== Problem details ==
Please print the listing that follows word for word, but skip any pictures it holds.

== Data records ==

□ □ □ □ □

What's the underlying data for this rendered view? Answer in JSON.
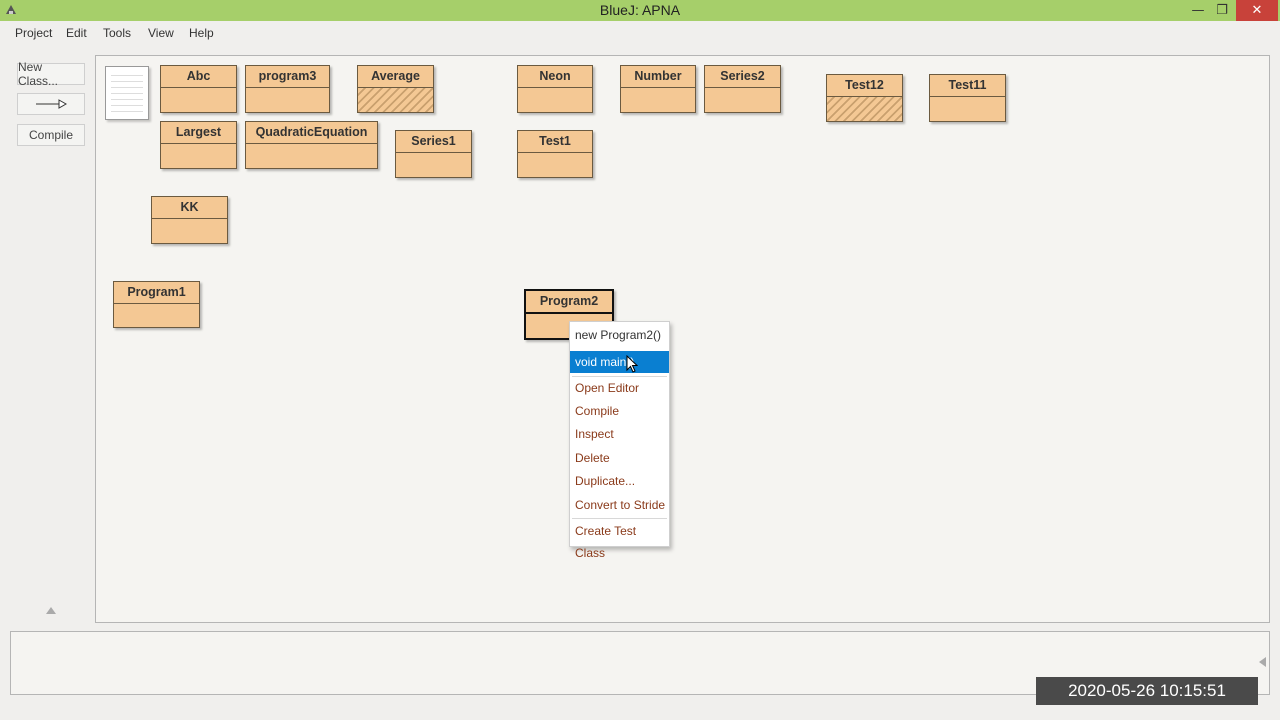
{
  "window": {
    "title": "BlueJ:  APNA"
  },
  "menu": [
    "Project",
    "Edit",
    "Tools",
    "View",
    "Help"
  ],
  "sidebar": {
    "new_class": "New Class...",
    "arrow": "—▷",
    "compile": "Compile"
  },
  "classes": [
    {
      "name": "Abc"
    },
    {
      "name": "program3"
    },
    {
      "name": "Average",
      "hatched": true
    },
    {
      "name": "Neon"
    },
    {
      "name": "Number"
    },
    {
      "name": "Series2"
    },
    {
      "name": "Test12",
      "hatched": true
    },
    {
      "name": "Test11"
    },
    {
      "name": "Largest"
    },
    {
      "name": "QuadraticEquation"
    },
    {
      "name": "Series1"
    },
    {
      "name": "Test1"
    },
    {
      "name": "KK"
    },
    {
      "name": "Program1"
    },
    {
      "name": "Program2",
      "selected": true
    }
  ],
  "context_menu": {
    "items": [
      "new Program2()",
      "void main()",
      "Open Editor",
      "Compile",
      "Inspect",
      "Delete",
      "Duplicate...",
      "Convert to Stride",
      "Create Test Class"
    ],
    "highlighted": "void main()"
  },
  "timestamp": "2020-05-26  10:15:51",
  "colors": {
    "titlebar": "#a6cf6a",
    "class_fill": "#f4c894",
    "highlight": "#0a7fd1"
  }
}
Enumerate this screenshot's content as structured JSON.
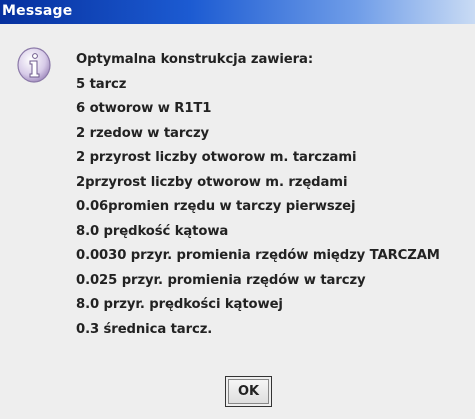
{
  "window": {
    "title": "Message"
  },
  "dialog": {
    "icon": "info-icon",
    "lines": [
      "Optymalna konstrukcja zawiera:",
      "5 tarcz",
      "6 otworow w R1T1",
      "2 rzedow w tarczy",
      "2 przyrost liczby otworow m. tarczami",
      "2przyrost liczby otworow m. rzędami",
      "0.06promien rzędu w tarczy pierwszej",
      "8.0 prędkość kątowa",
      "0.0030 przyr. promienia rzędów między TARCZAM",
      "0.025 przyr. promienia rzędów w tarczy",
      "8.0 przyr. prędkości kątowej",
      "0.3 średnica tarcz."
    ],
    "ok_label": "OK"
  },
  "colors": {
    "titlebar_start": "#06309e",
    "titlebar_end": "#c9dbf4",
    "background": "#eeeeee",
    "text": "#222222"
  }
}
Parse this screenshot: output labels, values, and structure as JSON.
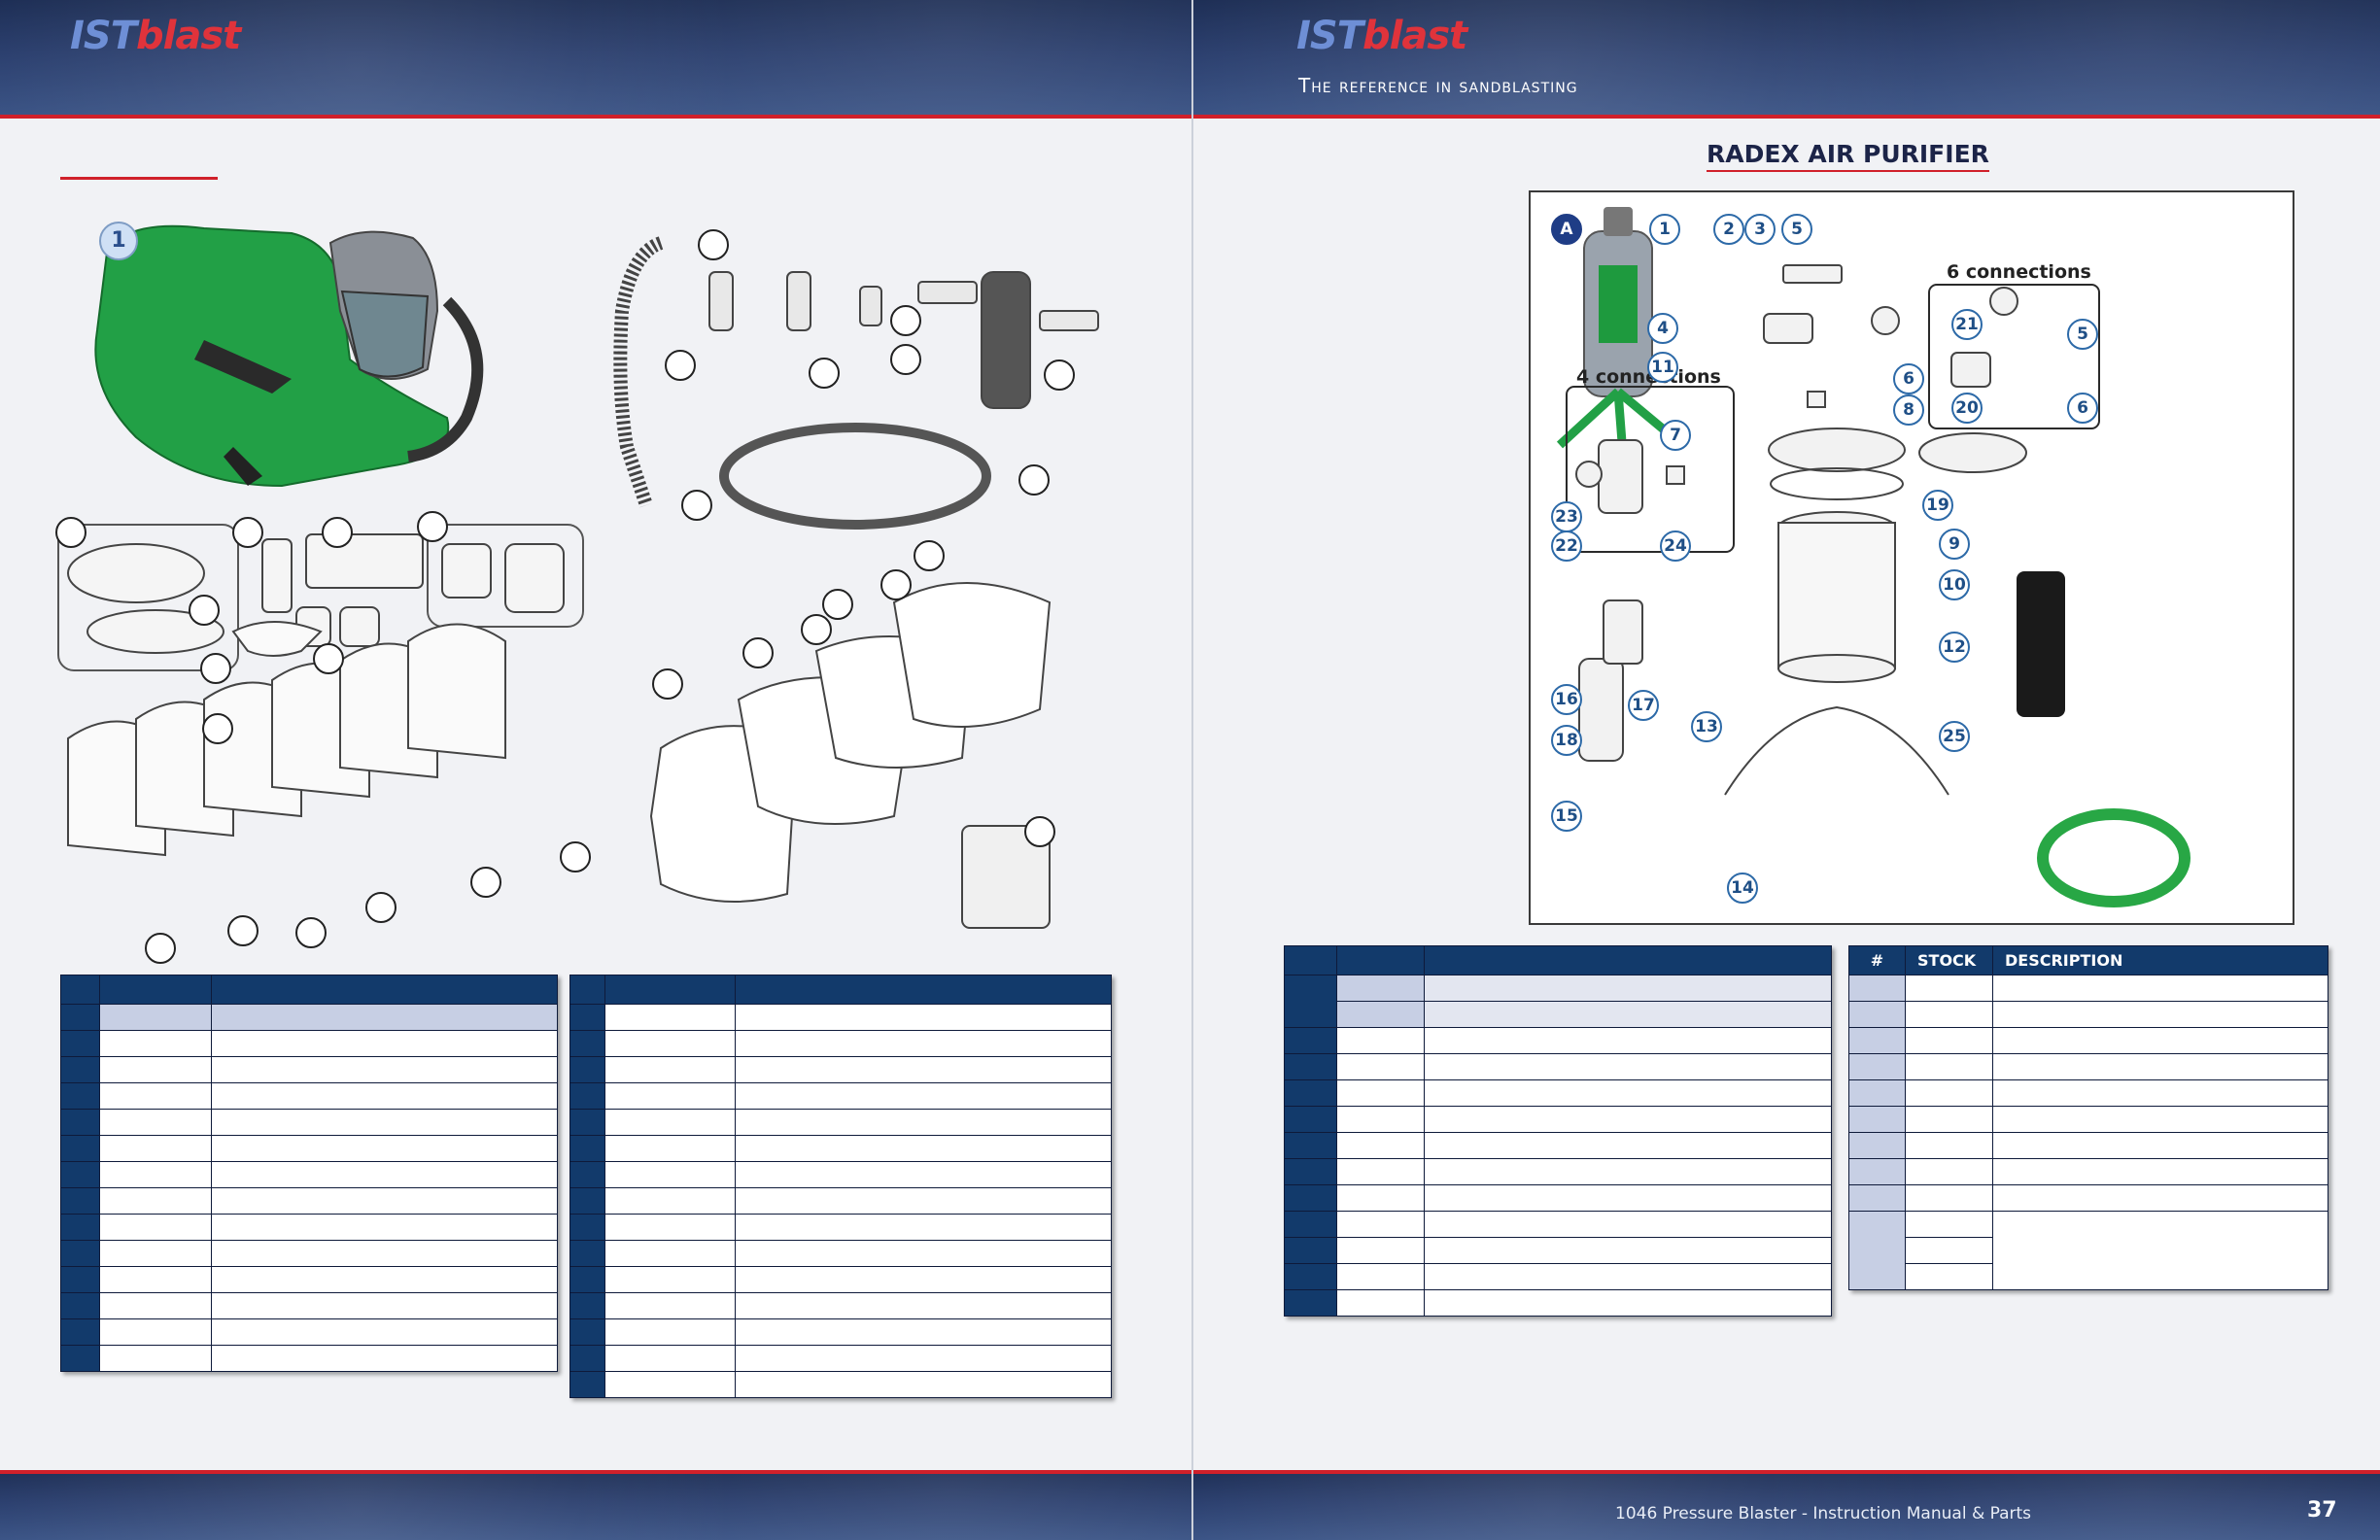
{
  "header": {
    "logo_ist": "IST",
    "logo_blast": "blast",
    "tagline": "The reference in sandblasting"
  },
  "right_page": {
    "section_title": "RADEX AIR PURIFIER",
    "connections_6": "6 connections",
    "connections_4": "4 connections",
    "table_headers": {
      "num": "#",
      "stock": "STOCK",
      "description": "DESCRIPTION"
    }
  },
  "left_page": {
    "hood_callout": "1"
  },
  "callouts": {
    "a": "A",
    "c1": "1",
    "c2": "2",
    "c3": "3",
    "c4": "4",
    "c5": "5",
    "c5b": "5",
    "c6": "6",
    "c6b": "6",
    "c7": "7",
    "c8": "8",
    "c9": "9",
    "c10": "10",
    "c11": "11",
    "c12": "12",
    "c13": "13",
    "c14": "14",
    "c15": "15",
    "c16": "16",
    "c17": "17",
    "c18": "18",
    "c19": "19",
    "c20": "20",
    "c21": "21",
    "c22": "22",
    "c23": "23",
    "c24": "24",
    "c25": "25"
  },
  "footer": {
    "manual_title": "1046 Pressure Blaster - Instruction Manual & Parts",
    "page_number": "37"
  },
  "colors": {
    "navy": "#123a6b",
    "accent_red": "#d0202a",
    "callout_blue": "#2d6aa8",
    "hood_green": "#1e9a3e"
  }
}
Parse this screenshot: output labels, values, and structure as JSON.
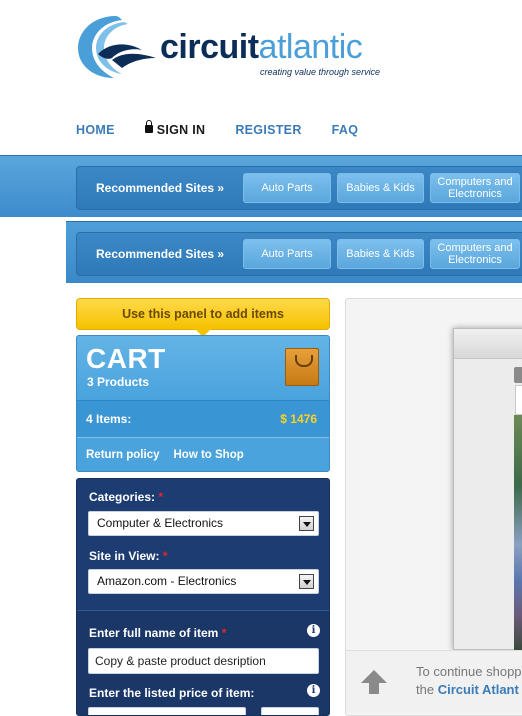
{
  "brand": {
    "name_part1": "circuit",
    "name_part2": "atlantic",
    "tagline": "creating value through service"
  },
  "topnav": {
    "home": "HOME",
    "signin": "SIGN IN",
    "register": "REGISTER",
    "faq": "FAQ"
  },
  "recommended": {
    "label": "Recommended Sites »",
    "buttons": [
      "Auto Parts",
      "Babies & Kids",
      "Computers and Electronics"
    ]
  },
  "tip": "Use this panel to add items",
  "cart": {
    "title": "CART",
    "products": "3 Products",
    "items_label": "4 Items:",
    "total": "$ 1476",
    "links": [
      "Return policy",
      "How to Shop"
    ]
  },
  "form": {
    "categories_label": "Categories:",
    "categories_value": "Computer & Electronics",
    "site_label": "Site in View:",
    "site_value": "Amazon.com - Electronics",
    "item_name_label": "Enter full name of item",
    "item_name_value": "Copy & paste product desription",
    "price_label": "Enter the listed price of item:",
    "required_mark": "*",
    "info_glyph": "i"
  },
  "preview": {
    "continue_line1": "To continue shopp",
    "continue_line2_prefix": "the ",
    "continue_line2_link": "Circuit Atlant"
  },
  "colors": {
    "brand_dark": "#0c2d57",
    "brand_light": "#4a9fd8",
    "bar_blue": "#3d8bcc",
    "tip_yellow": "#f5c200",
    "form_navy": "#1d3d72",
    "total_yellow": "#ffd21f",
    "required_red": "#e8242a"
  }
}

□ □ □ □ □

== Result for this task ==
What's the underlying data for this rendered view? Answer in JSON.
{
  "window": {
    "title": "BlueJ:  APNA"
  },
  "menu": [
    "Project",
    "Edit",
    "Tools",
    "View",
    "Help"
  ],
  "sidebar": {
    "new_class": "New Class...",
    "arrow": "—▷",
    "compile": "Compile"
  },
  "classes": [
    {
      "name": "Abc"
    },
    {
      "name": "program3"
    },
    {
      "name": "Average",
      "hatched": true
    },
    {
      "name": "Neon"
    },
    {
      "name": "Number"
    },
    {
      "name": "Series2"
    },
    {
      "name": "Test12",
      "hatched": true
    },
    {
      "name": "Test11"
    },
    {
      "name": "Largest"
    },
    {
      "name": "QuadraticEquation"
    },
    {
      "name": "Series1"
    },
    {
      "name": "Test1"
    },
    {
      "name": "KK"
    },
    {
      "name": "Program1"
    },
    {
      "name": "Program2",
      "selected": true
    }
  ],
  "context_menu": {
    "items": [
      "new Program2()",
      "void main()",
      "Open Editor",
      "Compile",
      "Inspect",
      "Delete",
      "Duplicate...",
      "Convert to Stride",
      "Create Test Class"
    ],
    "highlighted": "void main()"
  },
  "timestamp": "2020-05-26  10:15:51",
  "colors": {
    "titlebar": "#a6cf6a",
    "class_fill": "#f4c894",
    "highlight": "#0a7fd1"
  }
}
Enumerate this screenshot's content as structured JSON.
{
  "window": {
    "title": "Message"
  },
  "dialog": {
    "icon": "info-icon",
    "lines": [
      "Optymalna konstrukcja zawiera:",
      "5 tarcz",
      "6 otworow w R1T1",
      "2 rzedow w tarczy",
      "2 przyrost liczby otworow m. tarczami",
      "2przyrost liczby otworow m. rzędami",
      "0.06promien rzędu w tarczy pierwszej",
      "8.0 prędkość kątowa",
      "0.0030 przyr. promienia rzędów między TARCZAM",
      "0.025 przyr. promienia rzędów w tarczy",
      "8.0 przyr. prędkości kątowej",
      "0.3 średnica tarcz."
    ],
    "ok_label": "OK"
  },
  "colors": {
    "titlebar_start": "#06309e",
    "titlebar_end": "#c9dbf4",
    "background": "#eeeeee",
    "text": "#222222"
  }
}
Parse this screenshot: output labels, values, and structure as JSON.
{
  "header": {
    "logo_ist": "IST",
    "logo_blast": "blast",
    "tagline": "The reference in sandblasting"
  },
  "right_page": {
    "section_title": "RADEX AIR PURIFIER",
    "connections_6": "6 connections",
    "connections_4": "4 connections",
    "table_headers": {
      "num": "#",
      "stock": "STOCK",
      "description": "DESCRIPTION"
    }
  },
  "left_page": {
    "hood_callout": "1"
  },
  "callouts": {
    "a": "A",
    "c1": "1",
    "c2": "2",
    "c3": "3",
    "c4": "4",
    "c5": "5",
    "c5b": "5",
    "c6": "6",
    "c6b": "6",
    "c7": "7",
    "c8": "8",
    "c9": "9",
    "c10": "10",
    "c11": "11",
    "c12": "12",
    "c13": "13",
    "c14": "14",
    "c15": "15",
    "c16": "16",
    "c17": "17",
    "c18": "18",
    "c19": "19",
    "c20": "20",
    "c21": "21",
    "c22": "22",
    "c23": "23",
    "c24": "24",
    "c25": "25"
  },
  "footer": {
    "manual_title": "1046 Pressure Blaster - Instruction Manual & Parts",
    "page_number": "37"
  },
  "colors": {
    "navy": "#123a6b",
    "accent_red": "#d0202a",
    "callout_blue": "#2d6aa8",
    "hood_green": "#1e9a3e"
  }
}
Parse this screenshot: output labels, values, and structure as JSON.
{
  "brand": {
    "name_part1": "circuit",
    "name_part2": "atlantic",
    "tagline": "creating value through service"
  },
  "topnav": {
    "home": "HOME",
    "signin": "SIGN IN",
    "register": "REGISTER",
    "faq": "FAQ"
  },
  "recommended": {
    "label": "Recommended Sites »",
    "buttons": [
      "Auto Parts",
      "Babies & Kids",
      "Computers and Electronics"
    ]
  },
  "tip": "Use this panel to add items",
  "cart": {
    "title": "CART",
    "products": "3 Products",
    "items_label": "4 Items:",
    "total": "$ 1476",
    "links": [
      "Return policy",
      "How to Shop"
    ]
  },
  "form": {
    "categories_label": "Categories:",
    "categories_value": "Computer & Electronics",
    "site_label": "Site in View:",
    "site_value": "Amazon.com - Electronics",
    "item_name_label": "Enter full name of item",
    "item_name_value": "Copy & paste product desription",
    "price_label": "Enter the listed price of item:",
    "required_mark": "*",
    "info_glyph": "i"
  },
  "preview": {
    "continue_line1": "To continue shopp",
    "continue_line2_prefix": "the ",
    "continue_line2_link": "Circuit Atlant"
  },
  "colors": {
    "brand_dark": "#0c2d57",
    "brand_light": "#4a9fd8",
    "bar_blue": "#3d8bcc",
    "tip_yellow": "#f5c200",
    "form_navy": "#1d3d72",
    "total_yellow": "#ffd21f",
    "required_red": "#e8242a"
  }
}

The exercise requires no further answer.